TASK DESCRIPTION:
Search the records for the word "icon" and copy every line in which it occurs.

Entries from a dataset of interfaces:
== Segment start ==
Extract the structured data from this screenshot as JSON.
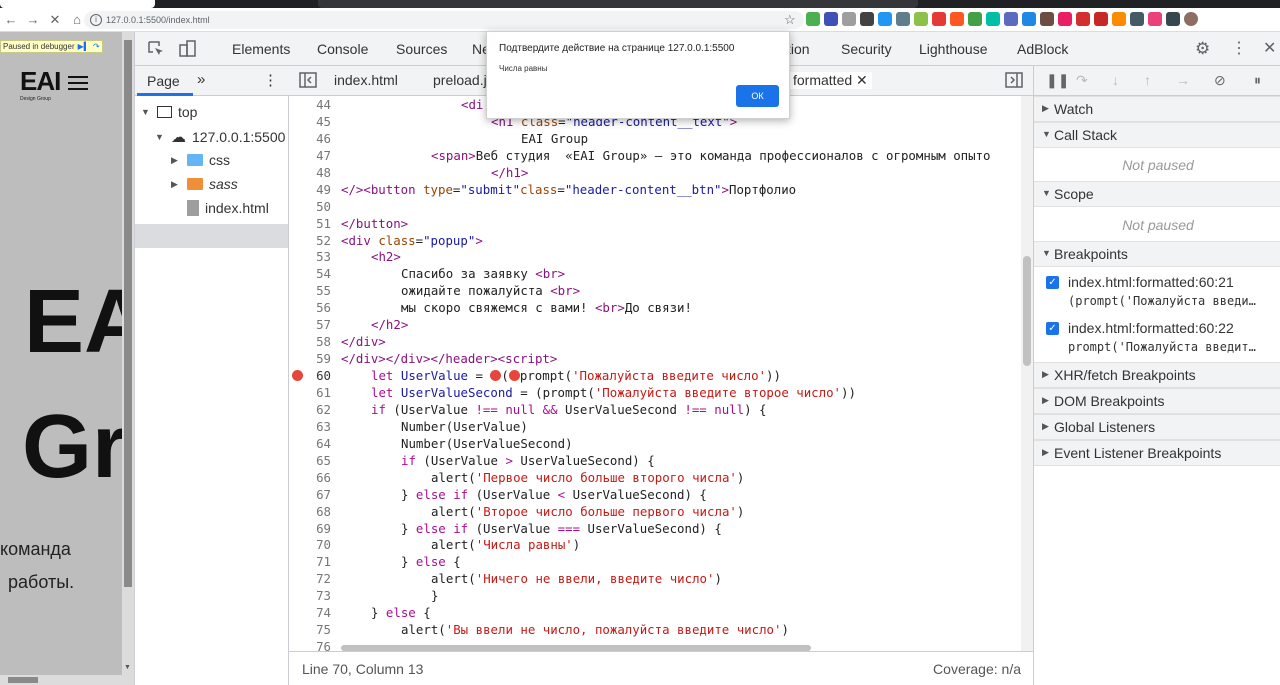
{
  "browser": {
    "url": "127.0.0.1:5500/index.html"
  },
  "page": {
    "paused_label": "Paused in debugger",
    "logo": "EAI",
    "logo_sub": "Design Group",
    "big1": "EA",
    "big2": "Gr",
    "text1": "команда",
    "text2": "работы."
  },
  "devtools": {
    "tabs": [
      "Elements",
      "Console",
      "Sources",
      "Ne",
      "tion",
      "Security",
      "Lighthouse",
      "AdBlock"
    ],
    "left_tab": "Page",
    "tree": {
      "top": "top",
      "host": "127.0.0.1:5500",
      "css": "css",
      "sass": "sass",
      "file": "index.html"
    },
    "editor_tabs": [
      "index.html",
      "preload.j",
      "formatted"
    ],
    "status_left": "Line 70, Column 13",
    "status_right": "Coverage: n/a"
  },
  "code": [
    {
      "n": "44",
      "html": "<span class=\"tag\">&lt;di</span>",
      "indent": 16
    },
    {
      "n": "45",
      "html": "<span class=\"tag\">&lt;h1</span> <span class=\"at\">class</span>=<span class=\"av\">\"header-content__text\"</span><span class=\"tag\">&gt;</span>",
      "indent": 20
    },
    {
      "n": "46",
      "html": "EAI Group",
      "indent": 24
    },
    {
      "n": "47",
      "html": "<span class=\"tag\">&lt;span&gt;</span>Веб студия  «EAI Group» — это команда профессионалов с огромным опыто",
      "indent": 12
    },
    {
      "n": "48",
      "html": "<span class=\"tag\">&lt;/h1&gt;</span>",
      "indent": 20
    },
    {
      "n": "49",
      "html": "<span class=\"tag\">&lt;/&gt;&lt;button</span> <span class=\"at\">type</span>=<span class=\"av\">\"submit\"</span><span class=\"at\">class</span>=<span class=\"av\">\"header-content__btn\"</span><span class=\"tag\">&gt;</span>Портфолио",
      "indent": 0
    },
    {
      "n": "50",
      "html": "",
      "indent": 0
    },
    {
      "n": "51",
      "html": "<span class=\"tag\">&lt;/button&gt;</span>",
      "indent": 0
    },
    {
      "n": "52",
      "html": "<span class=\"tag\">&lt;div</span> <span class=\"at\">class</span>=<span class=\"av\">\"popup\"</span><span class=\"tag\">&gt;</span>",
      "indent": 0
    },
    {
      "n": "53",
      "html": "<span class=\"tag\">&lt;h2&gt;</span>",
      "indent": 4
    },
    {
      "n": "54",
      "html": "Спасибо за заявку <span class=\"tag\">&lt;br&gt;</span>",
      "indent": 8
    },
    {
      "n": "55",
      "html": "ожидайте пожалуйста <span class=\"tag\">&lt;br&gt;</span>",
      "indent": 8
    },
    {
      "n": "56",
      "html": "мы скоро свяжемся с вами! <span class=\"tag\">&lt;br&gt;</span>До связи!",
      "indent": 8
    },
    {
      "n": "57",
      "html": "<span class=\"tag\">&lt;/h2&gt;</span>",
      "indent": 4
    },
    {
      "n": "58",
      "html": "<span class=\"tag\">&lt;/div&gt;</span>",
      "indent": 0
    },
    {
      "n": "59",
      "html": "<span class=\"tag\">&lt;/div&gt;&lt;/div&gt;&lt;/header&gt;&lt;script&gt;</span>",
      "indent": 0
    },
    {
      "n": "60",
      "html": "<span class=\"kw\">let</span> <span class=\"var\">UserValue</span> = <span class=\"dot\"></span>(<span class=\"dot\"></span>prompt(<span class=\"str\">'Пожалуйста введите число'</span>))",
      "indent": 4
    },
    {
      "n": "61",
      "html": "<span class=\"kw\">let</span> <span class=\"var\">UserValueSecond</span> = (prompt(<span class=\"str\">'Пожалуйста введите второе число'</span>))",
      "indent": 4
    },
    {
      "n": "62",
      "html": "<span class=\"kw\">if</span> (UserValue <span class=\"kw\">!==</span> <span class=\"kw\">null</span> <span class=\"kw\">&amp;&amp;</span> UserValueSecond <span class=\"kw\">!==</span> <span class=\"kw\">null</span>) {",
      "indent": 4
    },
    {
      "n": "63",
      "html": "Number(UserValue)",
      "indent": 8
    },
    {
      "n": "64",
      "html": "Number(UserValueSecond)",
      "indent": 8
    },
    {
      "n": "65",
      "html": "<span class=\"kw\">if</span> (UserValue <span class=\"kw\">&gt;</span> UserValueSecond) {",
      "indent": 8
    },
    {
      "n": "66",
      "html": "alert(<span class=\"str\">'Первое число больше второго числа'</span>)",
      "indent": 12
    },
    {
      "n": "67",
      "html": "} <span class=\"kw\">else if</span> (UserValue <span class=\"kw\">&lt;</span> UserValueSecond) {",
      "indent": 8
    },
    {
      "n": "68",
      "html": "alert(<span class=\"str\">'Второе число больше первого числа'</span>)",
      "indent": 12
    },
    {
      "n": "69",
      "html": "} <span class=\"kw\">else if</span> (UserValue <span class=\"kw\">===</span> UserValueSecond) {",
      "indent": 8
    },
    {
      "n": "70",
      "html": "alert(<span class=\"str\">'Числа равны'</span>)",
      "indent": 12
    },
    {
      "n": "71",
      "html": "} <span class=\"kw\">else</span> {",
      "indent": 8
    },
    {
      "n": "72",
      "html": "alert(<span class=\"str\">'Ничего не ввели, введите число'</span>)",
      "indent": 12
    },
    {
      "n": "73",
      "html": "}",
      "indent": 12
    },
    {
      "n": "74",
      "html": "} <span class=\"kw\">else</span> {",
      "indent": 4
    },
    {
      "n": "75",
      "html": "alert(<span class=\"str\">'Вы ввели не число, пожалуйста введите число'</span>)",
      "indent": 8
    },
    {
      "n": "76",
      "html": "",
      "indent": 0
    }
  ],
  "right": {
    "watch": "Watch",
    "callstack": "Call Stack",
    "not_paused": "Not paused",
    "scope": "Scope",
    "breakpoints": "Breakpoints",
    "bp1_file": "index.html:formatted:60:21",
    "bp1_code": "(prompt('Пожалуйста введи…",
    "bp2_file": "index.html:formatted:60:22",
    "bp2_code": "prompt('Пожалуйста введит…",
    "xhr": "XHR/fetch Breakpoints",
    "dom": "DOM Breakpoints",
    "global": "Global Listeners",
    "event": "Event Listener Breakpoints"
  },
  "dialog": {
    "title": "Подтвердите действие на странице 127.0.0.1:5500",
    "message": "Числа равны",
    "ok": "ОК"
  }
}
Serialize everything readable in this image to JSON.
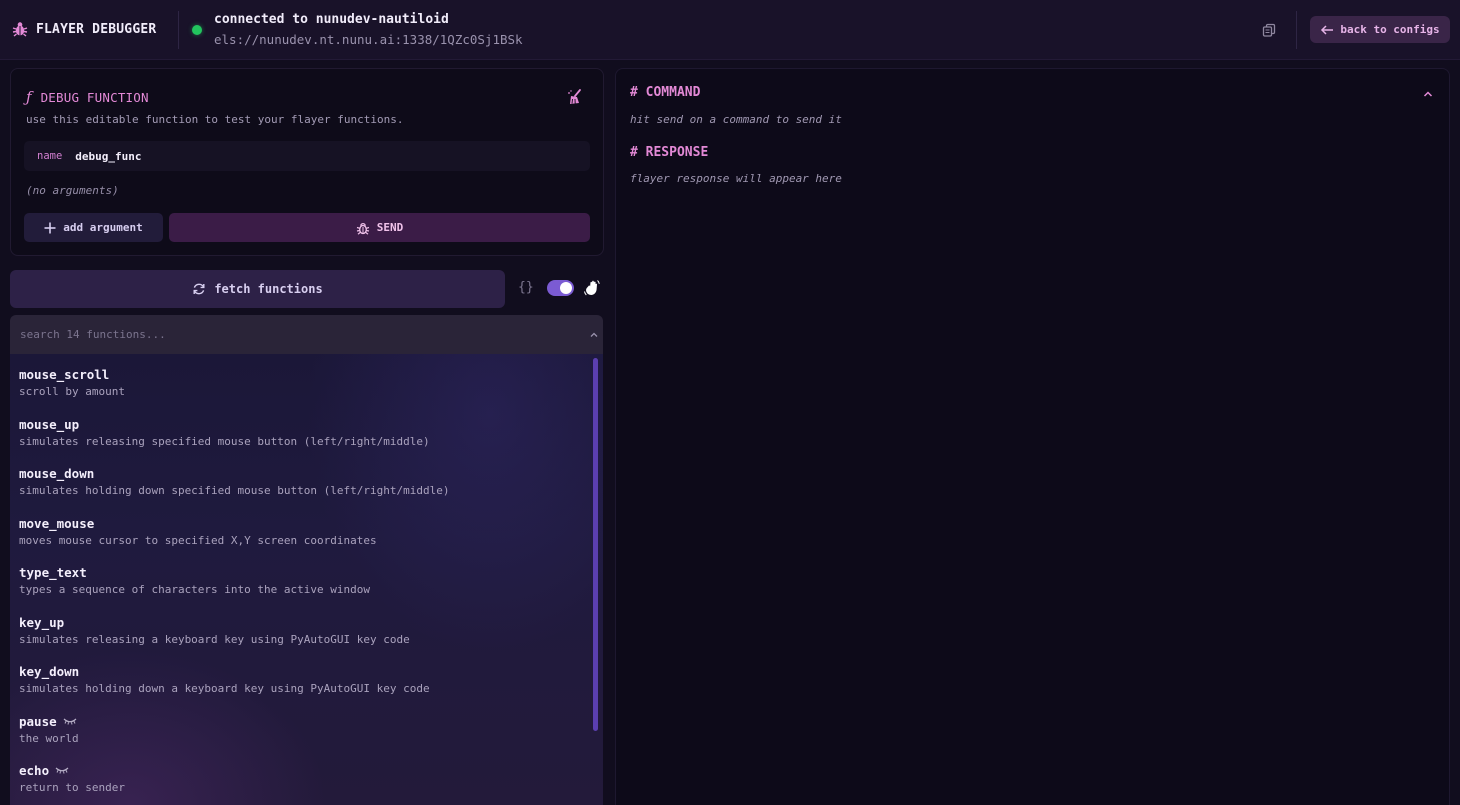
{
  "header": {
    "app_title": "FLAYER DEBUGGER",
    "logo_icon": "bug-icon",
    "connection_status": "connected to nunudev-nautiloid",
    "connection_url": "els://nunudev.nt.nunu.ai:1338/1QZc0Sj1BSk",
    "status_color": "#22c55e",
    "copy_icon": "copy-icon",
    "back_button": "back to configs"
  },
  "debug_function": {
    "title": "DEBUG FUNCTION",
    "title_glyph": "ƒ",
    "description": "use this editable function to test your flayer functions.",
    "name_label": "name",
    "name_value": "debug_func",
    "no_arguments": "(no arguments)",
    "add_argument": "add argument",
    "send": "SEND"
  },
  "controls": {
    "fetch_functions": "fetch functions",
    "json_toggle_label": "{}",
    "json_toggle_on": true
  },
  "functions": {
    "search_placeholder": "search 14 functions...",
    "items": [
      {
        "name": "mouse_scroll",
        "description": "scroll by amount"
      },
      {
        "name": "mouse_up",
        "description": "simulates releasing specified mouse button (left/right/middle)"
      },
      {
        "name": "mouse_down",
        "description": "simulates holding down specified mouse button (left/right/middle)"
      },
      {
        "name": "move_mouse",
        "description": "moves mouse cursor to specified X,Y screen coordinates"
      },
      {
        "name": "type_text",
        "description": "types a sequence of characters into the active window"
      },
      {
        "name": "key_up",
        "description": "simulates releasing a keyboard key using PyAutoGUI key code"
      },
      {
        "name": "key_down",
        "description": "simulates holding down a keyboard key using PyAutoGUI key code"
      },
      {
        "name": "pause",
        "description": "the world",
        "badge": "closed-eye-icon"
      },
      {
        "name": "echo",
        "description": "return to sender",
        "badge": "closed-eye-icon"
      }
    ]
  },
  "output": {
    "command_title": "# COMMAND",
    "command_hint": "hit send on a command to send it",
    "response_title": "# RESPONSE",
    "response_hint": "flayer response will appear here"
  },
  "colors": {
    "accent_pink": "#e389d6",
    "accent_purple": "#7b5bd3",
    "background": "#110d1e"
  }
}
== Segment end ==
WRITTEN REPLY:
    "logo_icon": "bug-icon",
    "copy_icon": "copy-icon",
        "badge": "closed-eye-icon"
        "badge": "closed-eye-icon"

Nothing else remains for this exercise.